This morning Mel was watching a memorial service being held at Ground Zero on TV. From the bathroom, I could hear the announcers slowly calling off the names of the World Trade Center victims. My eyes brimmed. I went to the living room and stood in front of the TV for a moment. The tears began to flow and Mel said “It’s okay, honey. Go to work, I’ll watch for you.” She knows that I feel deeply for the families of the victims and that this tragedy has made me cry more than I ever have.
I cry at the drop of a hat, it seems. I cry over commercials on TV, news stories, during movies, anytime I watch Animal Planet, reading the newspaper. It’s a pretty regular occurence for my eyes to well up everytime I read, see or hear about sad, or even happy, events involving people or animals. It’s been going on for a while but has been especially bad in the last year. What’s worse is sometimes it’s really stupid stuff and I feel stupid to be crying.
Sometimes I think, “How did I become such a wuss, such a softie?” I used to be much tougher than this. More callous, more cavalier. Even the parrot will say “Hey, big baby!” when I walk by. Occaisionally, I wish I was still hard-hearted… it would save me the emotional exhaustion.
But I know what happened.
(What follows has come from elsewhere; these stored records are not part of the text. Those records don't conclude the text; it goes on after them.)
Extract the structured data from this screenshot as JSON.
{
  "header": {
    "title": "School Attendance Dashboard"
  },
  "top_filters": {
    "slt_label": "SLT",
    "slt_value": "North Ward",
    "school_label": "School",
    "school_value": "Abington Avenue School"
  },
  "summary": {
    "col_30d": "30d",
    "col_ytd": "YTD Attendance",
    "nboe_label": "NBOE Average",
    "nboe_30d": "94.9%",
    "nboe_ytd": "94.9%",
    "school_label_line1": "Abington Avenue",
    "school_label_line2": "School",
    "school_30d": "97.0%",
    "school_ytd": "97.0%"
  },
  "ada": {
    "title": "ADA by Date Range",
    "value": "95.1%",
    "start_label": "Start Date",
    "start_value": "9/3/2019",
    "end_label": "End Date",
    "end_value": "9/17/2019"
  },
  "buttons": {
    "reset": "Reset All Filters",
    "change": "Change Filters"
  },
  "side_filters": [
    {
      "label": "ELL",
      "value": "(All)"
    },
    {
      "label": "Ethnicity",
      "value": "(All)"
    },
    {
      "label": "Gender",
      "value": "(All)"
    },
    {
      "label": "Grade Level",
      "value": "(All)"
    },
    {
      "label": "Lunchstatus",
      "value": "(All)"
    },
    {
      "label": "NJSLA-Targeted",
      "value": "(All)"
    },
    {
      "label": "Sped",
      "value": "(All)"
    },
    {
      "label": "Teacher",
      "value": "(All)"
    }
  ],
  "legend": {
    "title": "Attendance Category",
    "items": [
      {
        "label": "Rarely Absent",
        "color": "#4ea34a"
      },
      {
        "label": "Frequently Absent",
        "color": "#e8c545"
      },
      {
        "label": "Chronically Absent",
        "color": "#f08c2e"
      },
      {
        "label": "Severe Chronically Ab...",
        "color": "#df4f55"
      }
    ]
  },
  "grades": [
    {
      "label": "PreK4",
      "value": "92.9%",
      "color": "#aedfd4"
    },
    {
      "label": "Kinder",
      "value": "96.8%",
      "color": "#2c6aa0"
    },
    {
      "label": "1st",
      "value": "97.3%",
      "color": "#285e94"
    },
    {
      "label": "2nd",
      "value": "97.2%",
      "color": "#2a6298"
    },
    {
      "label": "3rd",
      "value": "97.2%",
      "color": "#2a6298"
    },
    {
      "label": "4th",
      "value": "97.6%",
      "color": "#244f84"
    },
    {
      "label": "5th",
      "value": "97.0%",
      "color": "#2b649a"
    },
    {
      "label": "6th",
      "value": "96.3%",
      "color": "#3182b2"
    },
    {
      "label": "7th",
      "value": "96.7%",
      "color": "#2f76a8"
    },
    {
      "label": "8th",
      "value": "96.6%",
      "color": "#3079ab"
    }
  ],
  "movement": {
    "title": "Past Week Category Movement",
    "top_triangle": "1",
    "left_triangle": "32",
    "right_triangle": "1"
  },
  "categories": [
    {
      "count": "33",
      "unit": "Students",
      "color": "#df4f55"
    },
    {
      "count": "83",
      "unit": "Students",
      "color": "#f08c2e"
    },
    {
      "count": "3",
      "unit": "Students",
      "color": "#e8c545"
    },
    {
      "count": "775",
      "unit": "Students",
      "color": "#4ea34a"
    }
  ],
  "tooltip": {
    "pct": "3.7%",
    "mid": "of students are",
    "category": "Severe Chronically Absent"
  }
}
I gave up being hard on myself, hating myself. Not too long after that Mel came along and I fell in love. Love did it to me – made me a softie. Her too, even though she claims she’s only nice to me. Yep, that did it and I started to cry. My heart was exposed in more ways than I ever expected and now I am a pile of goo. Sometimes she gently teases me about emotin’, as she calls it, but then tells me she wouldn’t have me any other way.
So, I can’t watch TV today, this week even. I can’t listen to the radio. I can’t read a newspaper and have to stay away from news websites. I can’t walk out into the quad or past the chapel today. Hell, I can’t even read some blogs. Doing any of those things brings the anniversary of the worst catastrophe in my adult lifetime front and center, turning me to mush.
This is not just a day of mourning, it’s been a year of mourning. The images of a year ago were seared into my brain and I only have to think about it for a moment before the tears start to slide down my face. I don’t need the media to help me remember, today or any day; they’re relentless and it’s exhausting.